* To do
Each line below that includes the word "Philippines" adds one to the count; give that count and nothing else.

* Raw data
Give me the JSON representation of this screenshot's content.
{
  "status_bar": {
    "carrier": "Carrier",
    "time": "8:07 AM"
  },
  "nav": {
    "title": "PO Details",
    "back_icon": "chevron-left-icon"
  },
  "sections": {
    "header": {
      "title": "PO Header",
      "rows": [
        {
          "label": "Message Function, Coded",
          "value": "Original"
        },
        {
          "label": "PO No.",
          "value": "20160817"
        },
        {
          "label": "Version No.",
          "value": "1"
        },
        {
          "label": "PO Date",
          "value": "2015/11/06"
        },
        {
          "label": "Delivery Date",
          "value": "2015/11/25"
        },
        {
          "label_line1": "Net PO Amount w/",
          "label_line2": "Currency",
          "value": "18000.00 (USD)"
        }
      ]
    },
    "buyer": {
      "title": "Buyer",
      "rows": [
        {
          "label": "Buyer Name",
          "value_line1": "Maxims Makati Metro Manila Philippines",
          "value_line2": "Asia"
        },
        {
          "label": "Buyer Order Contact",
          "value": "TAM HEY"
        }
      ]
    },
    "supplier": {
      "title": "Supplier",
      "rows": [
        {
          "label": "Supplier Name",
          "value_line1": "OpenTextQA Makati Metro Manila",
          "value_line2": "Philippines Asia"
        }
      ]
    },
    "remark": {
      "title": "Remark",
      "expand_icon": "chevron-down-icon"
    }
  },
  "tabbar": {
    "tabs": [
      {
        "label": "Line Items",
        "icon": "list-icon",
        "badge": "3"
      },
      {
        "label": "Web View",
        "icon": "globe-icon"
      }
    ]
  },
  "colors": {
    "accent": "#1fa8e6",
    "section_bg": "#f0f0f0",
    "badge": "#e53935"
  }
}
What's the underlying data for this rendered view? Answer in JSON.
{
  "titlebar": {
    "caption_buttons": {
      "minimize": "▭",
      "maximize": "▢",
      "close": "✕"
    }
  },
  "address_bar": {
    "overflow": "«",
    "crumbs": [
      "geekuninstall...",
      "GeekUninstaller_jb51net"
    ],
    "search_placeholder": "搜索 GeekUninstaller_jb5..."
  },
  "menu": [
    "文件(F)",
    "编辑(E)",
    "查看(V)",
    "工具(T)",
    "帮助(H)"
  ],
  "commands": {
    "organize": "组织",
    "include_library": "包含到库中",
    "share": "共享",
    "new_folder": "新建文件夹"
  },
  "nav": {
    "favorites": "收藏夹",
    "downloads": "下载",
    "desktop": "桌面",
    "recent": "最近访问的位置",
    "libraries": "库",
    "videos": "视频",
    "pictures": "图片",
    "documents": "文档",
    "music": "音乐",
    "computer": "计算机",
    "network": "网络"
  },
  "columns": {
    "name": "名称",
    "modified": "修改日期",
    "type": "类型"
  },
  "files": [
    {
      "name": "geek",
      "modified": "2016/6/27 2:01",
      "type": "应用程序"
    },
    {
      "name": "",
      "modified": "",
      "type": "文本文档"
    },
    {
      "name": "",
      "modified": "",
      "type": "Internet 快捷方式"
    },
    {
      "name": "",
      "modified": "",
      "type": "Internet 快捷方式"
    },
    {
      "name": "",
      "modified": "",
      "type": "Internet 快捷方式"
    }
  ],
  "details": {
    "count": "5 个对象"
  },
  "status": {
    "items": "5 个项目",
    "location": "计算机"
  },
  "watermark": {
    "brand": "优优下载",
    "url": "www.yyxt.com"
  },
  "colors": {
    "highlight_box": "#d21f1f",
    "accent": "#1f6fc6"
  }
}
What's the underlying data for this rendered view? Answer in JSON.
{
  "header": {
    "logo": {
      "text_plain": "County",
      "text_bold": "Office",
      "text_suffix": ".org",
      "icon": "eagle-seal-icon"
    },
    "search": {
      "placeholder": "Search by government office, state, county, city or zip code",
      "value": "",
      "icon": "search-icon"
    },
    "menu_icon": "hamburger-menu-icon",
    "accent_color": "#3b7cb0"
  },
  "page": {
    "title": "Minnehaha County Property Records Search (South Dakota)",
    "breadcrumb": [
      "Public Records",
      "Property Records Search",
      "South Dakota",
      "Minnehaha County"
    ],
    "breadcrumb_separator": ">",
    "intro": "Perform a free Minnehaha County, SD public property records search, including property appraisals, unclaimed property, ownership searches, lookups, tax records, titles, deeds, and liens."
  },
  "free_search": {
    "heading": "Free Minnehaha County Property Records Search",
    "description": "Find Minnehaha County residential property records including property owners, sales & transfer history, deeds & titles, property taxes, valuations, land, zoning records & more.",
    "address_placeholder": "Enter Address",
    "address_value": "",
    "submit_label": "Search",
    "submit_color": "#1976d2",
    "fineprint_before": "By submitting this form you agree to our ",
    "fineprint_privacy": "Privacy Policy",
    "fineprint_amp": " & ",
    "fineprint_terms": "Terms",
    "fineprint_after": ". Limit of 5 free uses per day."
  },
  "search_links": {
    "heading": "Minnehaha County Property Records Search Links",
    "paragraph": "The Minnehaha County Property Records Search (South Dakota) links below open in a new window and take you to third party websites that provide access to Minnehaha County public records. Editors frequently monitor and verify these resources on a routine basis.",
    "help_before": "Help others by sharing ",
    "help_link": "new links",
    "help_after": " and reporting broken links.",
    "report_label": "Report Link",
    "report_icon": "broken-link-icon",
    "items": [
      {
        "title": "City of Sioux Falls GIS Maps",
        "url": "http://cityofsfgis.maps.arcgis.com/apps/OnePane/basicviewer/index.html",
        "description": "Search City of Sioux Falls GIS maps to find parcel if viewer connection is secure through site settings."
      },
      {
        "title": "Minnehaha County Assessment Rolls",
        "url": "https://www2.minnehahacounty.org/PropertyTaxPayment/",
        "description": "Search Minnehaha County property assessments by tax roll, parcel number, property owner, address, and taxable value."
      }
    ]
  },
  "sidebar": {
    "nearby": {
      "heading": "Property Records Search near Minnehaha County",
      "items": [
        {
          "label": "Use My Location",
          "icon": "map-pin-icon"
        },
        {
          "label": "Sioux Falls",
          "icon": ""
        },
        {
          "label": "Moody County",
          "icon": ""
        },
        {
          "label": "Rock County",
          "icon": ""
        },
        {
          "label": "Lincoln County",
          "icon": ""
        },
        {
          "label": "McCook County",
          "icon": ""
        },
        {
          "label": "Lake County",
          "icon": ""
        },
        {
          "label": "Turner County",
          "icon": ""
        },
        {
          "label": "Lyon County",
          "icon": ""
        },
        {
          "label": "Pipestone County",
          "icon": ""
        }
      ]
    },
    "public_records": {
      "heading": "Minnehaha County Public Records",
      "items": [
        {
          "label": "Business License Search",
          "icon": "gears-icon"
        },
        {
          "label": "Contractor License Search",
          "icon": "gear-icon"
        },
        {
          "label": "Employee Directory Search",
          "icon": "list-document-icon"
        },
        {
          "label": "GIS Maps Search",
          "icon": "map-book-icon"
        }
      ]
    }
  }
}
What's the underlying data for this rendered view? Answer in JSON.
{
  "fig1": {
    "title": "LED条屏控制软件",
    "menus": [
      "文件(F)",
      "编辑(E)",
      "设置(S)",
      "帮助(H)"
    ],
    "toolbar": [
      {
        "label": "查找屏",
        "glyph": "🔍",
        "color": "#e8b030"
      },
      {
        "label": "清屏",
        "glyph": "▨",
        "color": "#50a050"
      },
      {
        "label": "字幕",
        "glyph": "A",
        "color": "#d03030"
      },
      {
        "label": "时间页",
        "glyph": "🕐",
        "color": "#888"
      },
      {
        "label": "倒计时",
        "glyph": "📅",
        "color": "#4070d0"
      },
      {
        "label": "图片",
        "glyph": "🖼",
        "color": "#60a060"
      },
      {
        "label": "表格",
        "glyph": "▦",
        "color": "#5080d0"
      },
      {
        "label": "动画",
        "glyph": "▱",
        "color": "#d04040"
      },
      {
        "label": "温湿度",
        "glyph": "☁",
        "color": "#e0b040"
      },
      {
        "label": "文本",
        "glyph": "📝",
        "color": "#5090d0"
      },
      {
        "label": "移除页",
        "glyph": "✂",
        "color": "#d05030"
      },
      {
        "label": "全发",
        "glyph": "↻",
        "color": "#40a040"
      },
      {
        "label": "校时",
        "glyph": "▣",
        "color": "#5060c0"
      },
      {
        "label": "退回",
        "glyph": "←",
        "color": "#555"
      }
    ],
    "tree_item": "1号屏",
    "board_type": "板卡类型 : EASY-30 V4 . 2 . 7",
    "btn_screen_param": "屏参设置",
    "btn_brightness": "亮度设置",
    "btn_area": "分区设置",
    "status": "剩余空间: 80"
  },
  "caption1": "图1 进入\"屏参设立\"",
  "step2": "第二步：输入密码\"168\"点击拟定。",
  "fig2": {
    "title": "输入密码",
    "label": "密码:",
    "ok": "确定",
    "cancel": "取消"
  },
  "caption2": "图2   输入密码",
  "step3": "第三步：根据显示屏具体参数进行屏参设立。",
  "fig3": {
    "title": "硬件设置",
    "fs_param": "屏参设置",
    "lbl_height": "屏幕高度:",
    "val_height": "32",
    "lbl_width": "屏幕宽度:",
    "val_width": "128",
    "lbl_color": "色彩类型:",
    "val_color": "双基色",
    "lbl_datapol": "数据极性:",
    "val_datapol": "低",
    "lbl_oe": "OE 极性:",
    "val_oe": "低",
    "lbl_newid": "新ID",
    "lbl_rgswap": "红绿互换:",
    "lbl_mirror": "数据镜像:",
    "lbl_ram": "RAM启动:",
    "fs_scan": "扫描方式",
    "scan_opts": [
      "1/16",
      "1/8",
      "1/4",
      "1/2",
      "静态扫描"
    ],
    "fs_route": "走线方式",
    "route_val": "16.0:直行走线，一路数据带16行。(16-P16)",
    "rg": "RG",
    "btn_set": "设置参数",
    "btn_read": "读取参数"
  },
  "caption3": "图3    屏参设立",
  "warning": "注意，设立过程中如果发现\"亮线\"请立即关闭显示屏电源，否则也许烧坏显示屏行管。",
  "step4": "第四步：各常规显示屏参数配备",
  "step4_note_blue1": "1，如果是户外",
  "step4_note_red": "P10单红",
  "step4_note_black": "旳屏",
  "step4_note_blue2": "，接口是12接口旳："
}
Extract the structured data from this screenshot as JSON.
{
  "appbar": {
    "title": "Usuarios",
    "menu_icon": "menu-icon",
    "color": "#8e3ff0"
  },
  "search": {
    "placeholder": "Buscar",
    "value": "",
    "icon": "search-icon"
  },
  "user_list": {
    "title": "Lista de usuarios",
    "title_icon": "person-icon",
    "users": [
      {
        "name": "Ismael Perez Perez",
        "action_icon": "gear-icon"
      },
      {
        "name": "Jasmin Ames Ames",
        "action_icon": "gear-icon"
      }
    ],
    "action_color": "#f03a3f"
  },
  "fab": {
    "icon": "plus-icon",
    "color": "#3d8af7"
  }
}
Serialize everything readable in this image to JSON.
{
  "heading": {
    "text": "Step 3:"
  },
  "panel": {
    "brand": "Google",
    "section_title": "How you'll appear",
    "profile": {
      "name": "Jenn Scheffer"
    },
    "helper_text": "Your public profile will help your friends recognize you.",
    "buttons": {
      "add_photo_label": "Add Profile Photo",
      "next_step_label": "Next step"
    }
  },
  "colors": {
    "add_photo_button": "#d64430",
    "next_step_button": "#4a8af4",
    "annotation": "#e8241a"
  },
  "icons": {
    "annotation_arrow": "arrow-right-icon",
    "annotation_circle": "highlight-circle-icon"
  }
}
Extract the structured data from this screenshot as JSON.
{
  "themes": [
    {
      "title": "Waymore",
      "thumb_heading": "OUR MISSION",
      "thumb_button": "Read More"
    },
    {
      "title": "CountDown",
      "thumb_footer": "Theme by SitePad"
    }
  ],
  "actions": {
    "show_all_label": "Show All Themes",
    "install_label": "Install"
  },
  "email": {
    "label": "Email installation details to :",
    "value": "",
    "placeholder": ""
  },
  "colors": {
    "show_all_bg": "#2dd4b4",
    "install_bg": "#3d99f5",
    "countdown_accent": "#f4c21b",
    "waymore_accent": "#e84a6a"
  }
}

* Answer box
2